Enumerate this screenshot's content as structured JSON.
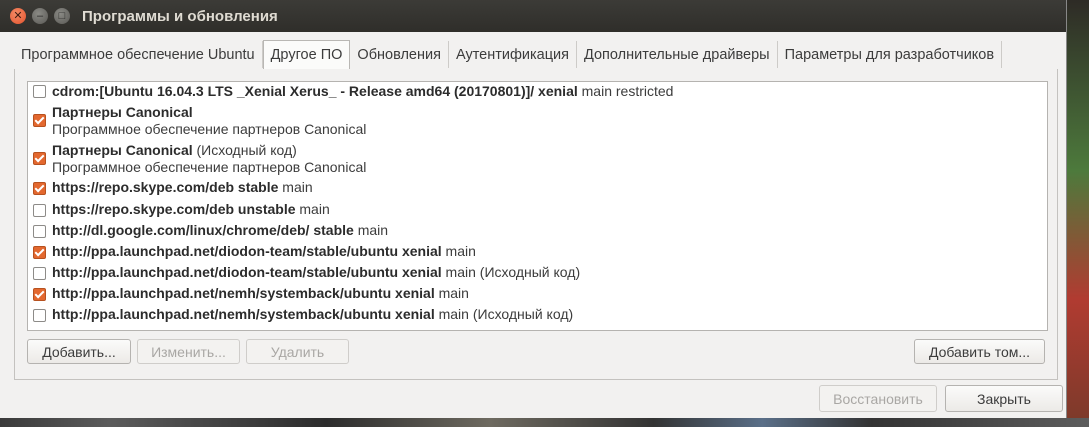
{
  "window": {
    "title": "Программы и обновления"
  },
  "tabs": [
    {
      "label": "Программное обеспечение Ubuntu"
    },
    {
      "label": "Другое ПО"
    },
    {
      "label": "Обновления"
    },
    {
      "label": "Аутентификация"
    },
    {
      "label": "Дополнительные драйверы"
    },
    {
      "label": "Параметры для разработчиков"
    }
  ],
  "active_tab": "Другое ПО",
  "sources": [
    {
      "checked": false,
      "bold": "cdrom:[Ubuntu 16.04.3 LTS _Xenial Xerus_ - Release amd64 (20170801)]/ xenial",
      "rest": " main restricted",
      "sub": ""
    },
    {
      "checked": true,
      "bold": "Партнеры Canonical",
      "rest": "",
      "sub": "Программное обеспечение партнеров Canonical"
    },
    {
      "checked": true,
      "bold": "Партнеры Canonical",
      "rest": " (Исходный код)",
      "sub": "Программное обеспечение партнеров Canonical"
    },
    {
      "checked": true,
      "bold": "https://repo.skype.com/deb stable",
      "rest": " main",
      "sub": ""
    },
    {
      "checked": false,
      "bold": "https://repo.skype.com/deb unstable",
      "rest": " main",
      "sub": ""
    },
    {
      "checked": false,
      "bold": "http://dl.google.com/linux/chrome/deb/ stable",
      "rest": " main",
      "sub": ""
    },
    {
      "checked": true,
      "bold": "http://ppa.launchpad.net/diodon-team/stable/ubuntu xenial",
      "rest": " main",
      "sub": ""
    },
    {
      "checked": false,
      "bold": "http://ppa.launchpad.net/diodon-team/stable/ubuntu xenial",
      "rest": " main (Исходный код)",
      "sub": ""
    },
    {
      "checked": true,
      "bold": "http://ppa.launchpad.net/nemh/systemback/ubuntu xenial",
      "rest": " main",
      "sub": ""
    },
    {
      "checked": false,
      "bold": "http://ppa.launchpad.net/nemh/systemback/ubuntu xenial",
      "rest": " main (Исходный код)",
      "sub": ""
    }
  ],
  "buttons": {
    "add": "Добавить...",
    "edit": "Изменить...",
    "remove": "Удалить",
    "add_volume": "Добавить том...",
    "revert": "Восстановить",
    "close": "Закрыть"
  },
  "colors": {
    "accent": "#e3682f",
    "titlebar": "#3c3b37"
  }
}
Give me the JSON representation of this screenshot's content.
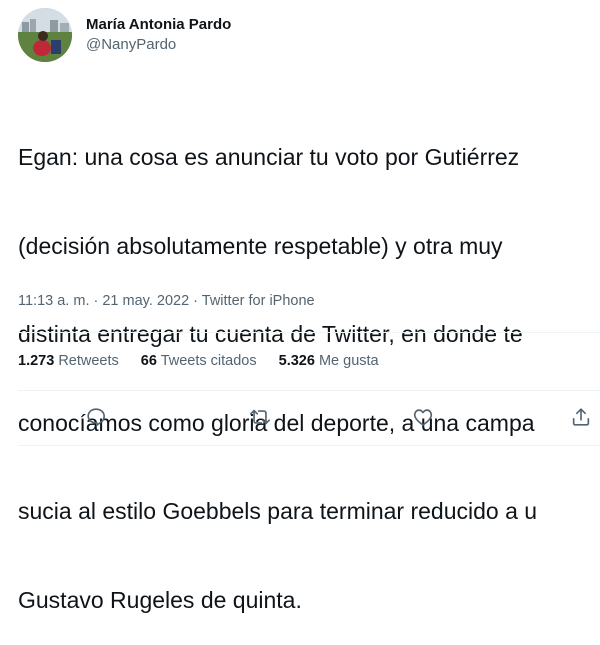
{
  "author": {
    "display_name": "María Antonia Pardo",
    "handle": "@NanyPardo"
  },
  "tweet": {
    "lines": [
      "Egan: una cosa es anunciar tu voto por Gutiérrez",
      "(decisión absolutamente respetable) y otra muy",
      "distinta entregar tu cuenta de Twitter, en donde te",
      "conocíamos como gloria del deporte, a una campa",
      "sucia al estilo Goebbels para terminar reducido a u",
      "Gustavo Rugeles de quinta."
    ],
    "meta": "11:13 a. m. · 21 may. 2022 · Twitter for iPhone"
  },
  "stats": {
    "retweets_count": "1.273",
    "retweets_label": "Retweets",
    "quotes_count": "66",
    "quotes_label": "Tweets citados",
    "likes_count": "5.326",
    "likes_label": "Me gusta"
  },
  "icons": {
    "reply": "reply-icon",
    "retweet": "retweet-icon",
    "like": "like-icon",
    "share": "share-icon"
  },
  "colors": {
    "text": "#0f1419",
    "secondary": "#536471",
    "divider": "#eff3f4"
  }
}
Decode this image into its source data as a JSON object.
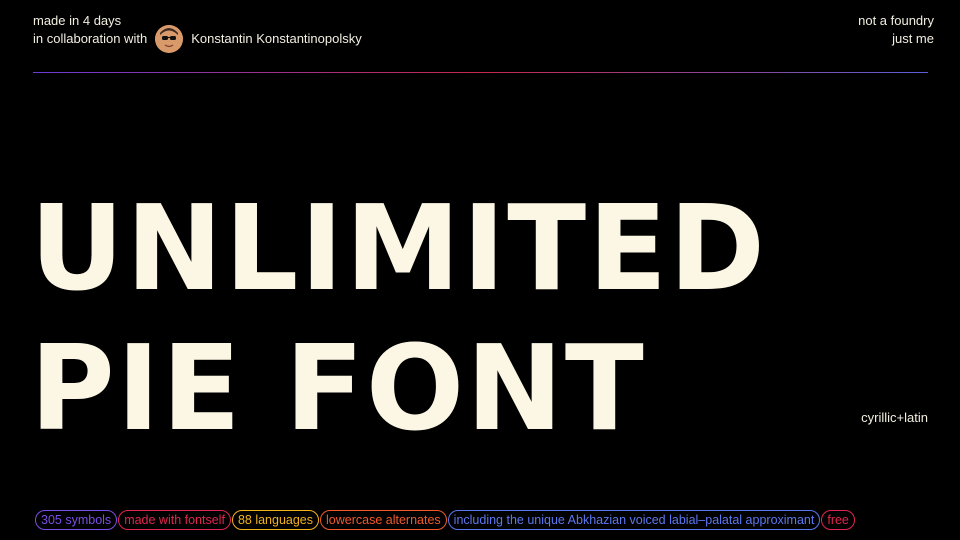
{
  "header": {
    "made_in": "made in 4 days",
    "collab_prefix": "in collaboration with",
    "collaborator": "Konstantin Konstantinopolsky",
    "foundry_line1": "not a foundry",
    "foundry_line2": "just me"
  },
  "title": {
    "line1": "UNLIMITED",
    "line2": "PIE FONT"
  },
  "script_note": "cyrillic+latin",
  "tags": [
    {
      "label": "305 symbols",
      "color": "#7b4ee6"
    },
    {
      "label": "made with fontself",
      "color": "#e0264f"
    },
    {
      "label": "88 languages",
      "color": "#f2b31c"
    },
    {
      "label": "lowercase alternates",
      "color": "#f05a2a"
    },
    {
      "label": "including the unique Abkhazian voiced labial–palatal approximant",
      "color": "#5b78f0"
    },
    {
      "label": "free",
      "color": "#e0264f"
    }
  ],
  "colors": {
    "background": "#000000",
    "title": "#fbf7e4"
  }
}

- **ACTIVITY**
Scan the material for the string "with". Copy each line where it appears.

- **WRITTEN REPLY**
    "collab_prefix": "in collaboration with",
      "label": "made with fontself",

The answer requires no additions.